Perhaps looking at Merkel’s nomination for the Nobel Peace Prize this year over the chancellor’s role in the Ukraine crisis and later on refugee matters, Erdoğan must have questioned why he was left out. Maybe he was hoping to get a Nobel Prize for hosting 2.5 million Syrian and Iraqi refugees in Turkey, the country that is now officially home to the largest refugee population in the world. Yet, unlike Merkel, he was not even nominated. Speaking at a gathering of the Women 20 (W-20), an engagement group formed under the auspices of the G20, in İstanbul last week, he slammed the Nobel. “You know how the Nobel Prizes are given. They are given by orders [from outside the committee]. This means whether [the recipients] deserve it or not does not matter,” Erdoğan said.
Who knows, maybe he was anticipating that a Nobel Prize might be a ticket for him to evade serious charges such as financing terrorism in other countries. In other words, he was looking for “get-out-of-jail-free” card. When he became frustrated over not getting one, he lashed out at the award committee. He is actually being disingenuous because Turkish-American scientist Aziz Sancar, along with two others, won this year’s Nobel Prize in chemistry, becoming the second Turkish citizen to win a Nobel Prize after renowned novelist Orhan Pamuk was awarded the Nobel Prize in literature on Oct. 12, 2006.
Erdoğan’s obsession with the Nobel Peace Prize is not new. Four months before Pamuk was awarded the Nobel Prize, Erdoğan met several members of Congress from the US House of Representatives in his office in the Turkish capital. During the discussion that went on longer than originally planned, Steny Hoyer, the congressman from Maryland and now House Minority Whip, raised the issue of Hamas’ ties with the Turkish government and government officials’ meetings with Khaled Meshaal. Hoyer was blunt in his remarks, saying Turkey’s ties were undercutting US efforts to convince Hamas to renounce terrorism.
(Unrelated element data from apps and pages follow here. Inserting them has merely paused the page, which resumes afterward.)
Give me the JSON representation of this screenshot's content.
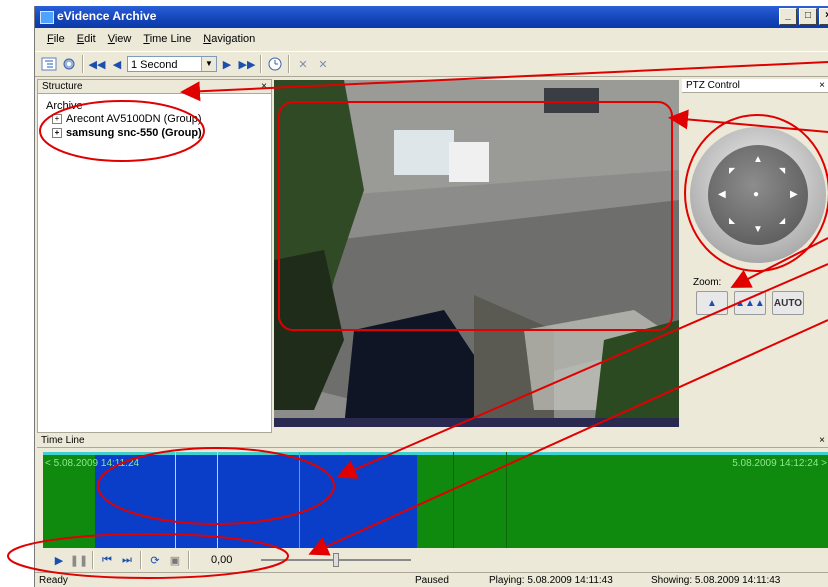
{
  "window": {
    "title": "eVidence Archive",
    "controls": [
      "_",
      "□",
      "×"
    ]
  },
  "menu": [
    "File",
    "Edit",
    "View",
    "Time Line",
    "Navigation"
  ],
  "toolbar": {
    "speed_value": "1 Second"
  },
  "structure": {
    "title": "Structure",
    "root": "Archive",
    "groups": [
      {
        "label": "Arecont AV5100DN (Group)",
        "bold": false
      },
      {
        "label": "samsung snc-550 (Group)",
        "bold": true
      }
    ]
  },
  "ptz": {
    "title": "PTZ Control",
    "zoom_label": "Zoom:",
    "auto_label": "AUTO"
  },
  "timeline": {
    "title": "Time Line",
    "start_label": "< 5.08.2009 14:11:24",
    "end_label": "5.08.2009 14:12:24 >"
  },
  "playback": {
    "value": "0,00"
  },
  "status": {
    "ready": "Ready",
    "state": "Paused",
    "playing": "Playing: 5.08.2009 14:11:43",
    "showing": "Showing: 5.08.2009 14:11:43"
  },
  "colors": {
    "title_bar": "#1444b8",
    "timeline_green": "#0f8a0f",
    "timeline_selection": "#0a3ec8",
    "annotation_red": "#e00000"
  }
}
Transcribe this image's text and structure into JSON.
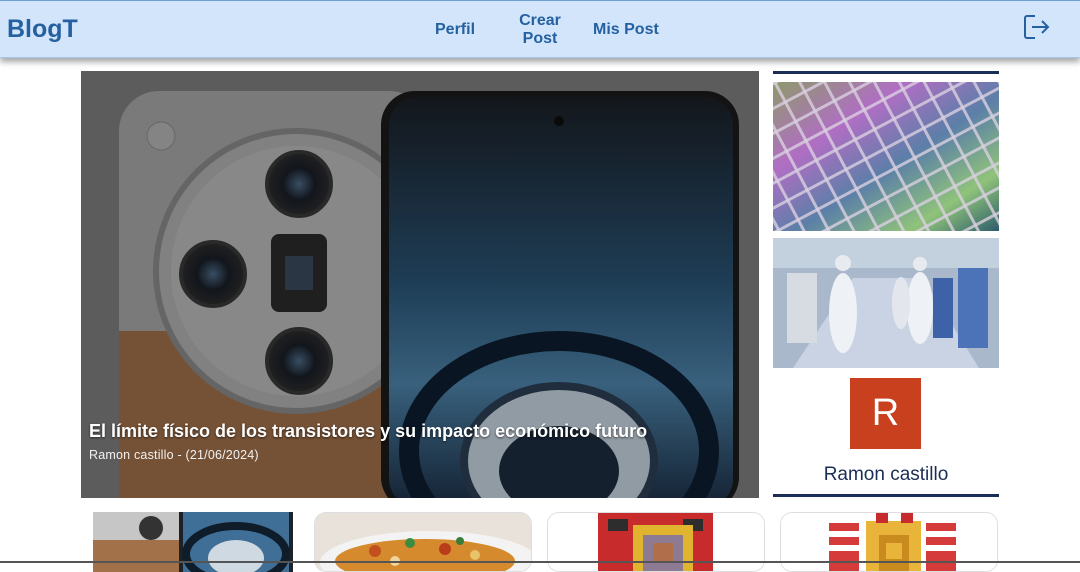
{
  "header": {
    "brand": "BlogT",
    "nav": [
      {
        "label": "Perfil"
      },
      {
        "label": "Crear Post"
      },
      {
        "label": "Mis Post"
      }
    ],
    "logout_icon": "logout-icon"
  },
  "hero": {
    "title": "El límite físico de los transistores y su impacto económico futuro",
    "meta": "Ramon castillo - (21/06/2024)"
  },
  "sidebar": {
    "avatar_letter": "R",
    "author": "Ramon castillo",
    "accent": "#1b2e55",
    "avatar_color": "#c8401e"
  },
  "colors": {
    "header_bg": "#d3e5fb",
    "brand": "#2561a0"
  }
}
Erdoğan’s response was that Yasser Arafat, the founder and leader of the Fatah political party and later the chairman of the Palestine Liberation Organization (PLO) and president of the Palestinian National Authority, was once called a terrorist but had received the Nobel Peace Prize. Perhaps in his mind, Erdoğan was hoping to redeem himself by receiving a Nobel Prize after messing up so many things in Turkey and abroad. That is an elusive dream that will never come true for Erdoğan.
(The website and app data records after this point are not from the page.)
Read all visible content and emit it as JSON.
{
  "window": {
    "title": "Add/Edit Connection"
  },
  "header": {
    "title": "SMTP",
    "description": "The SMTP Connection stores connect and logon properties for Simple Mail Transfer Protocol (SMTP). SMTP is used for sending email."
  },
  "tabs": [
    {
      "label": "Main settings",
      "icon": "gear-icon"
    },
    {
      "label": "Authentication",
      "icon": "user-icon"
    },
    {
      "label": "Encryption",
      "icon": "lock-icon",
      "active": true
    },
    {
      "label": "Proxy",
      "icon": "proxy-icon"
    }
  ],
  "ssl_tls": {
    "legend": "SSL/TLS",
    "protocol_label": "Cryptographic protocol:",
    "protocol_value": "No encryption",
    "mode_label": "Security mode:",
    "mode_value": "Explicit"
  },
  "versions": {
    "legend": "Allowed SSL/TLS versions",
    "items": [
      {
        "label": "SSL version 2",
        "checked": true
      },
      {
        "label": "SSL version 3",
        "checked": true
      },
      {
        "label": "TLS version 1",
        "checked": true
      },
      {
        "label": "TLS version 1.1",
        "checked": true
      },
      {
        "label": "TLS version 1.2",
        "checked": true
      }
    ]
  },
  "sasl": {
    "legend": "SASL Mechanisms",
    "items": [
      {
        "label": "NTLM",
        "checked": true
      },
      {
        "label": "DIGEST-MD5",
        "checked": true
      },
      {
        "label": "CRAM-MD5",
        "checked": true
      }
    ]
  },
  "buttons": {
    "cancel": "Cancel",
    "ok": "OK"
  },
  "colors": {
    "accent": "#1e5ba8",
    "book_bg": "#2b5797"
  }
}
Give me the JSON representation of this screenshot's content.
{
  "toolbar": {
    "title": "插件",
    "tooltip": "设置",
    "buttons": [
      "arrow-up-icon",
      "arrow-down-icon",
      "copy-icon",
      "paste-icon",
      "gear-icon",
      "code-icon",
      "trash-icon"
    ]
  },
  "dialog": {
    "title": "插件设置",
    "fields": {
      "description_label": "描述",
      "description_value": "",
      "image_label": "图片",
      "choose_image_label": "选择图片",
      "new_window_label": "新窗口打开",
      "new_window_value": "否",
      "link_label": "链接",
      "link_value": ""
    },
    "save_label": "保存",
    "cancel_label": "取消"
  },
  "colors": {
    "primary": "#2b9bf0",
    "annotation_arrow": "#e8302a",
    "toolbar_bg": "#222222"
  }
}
While he was the mayor of İstanbul, he gave an interview to the Milliyet daily on July 14, 1996 during which he said: “Democracy is like a train. We’ll go as far as we can and then we get off. Democracy is not a goal but the means.” I think he got off that democracy train a long time ago and won’t be getting back on it as the train has already left the station.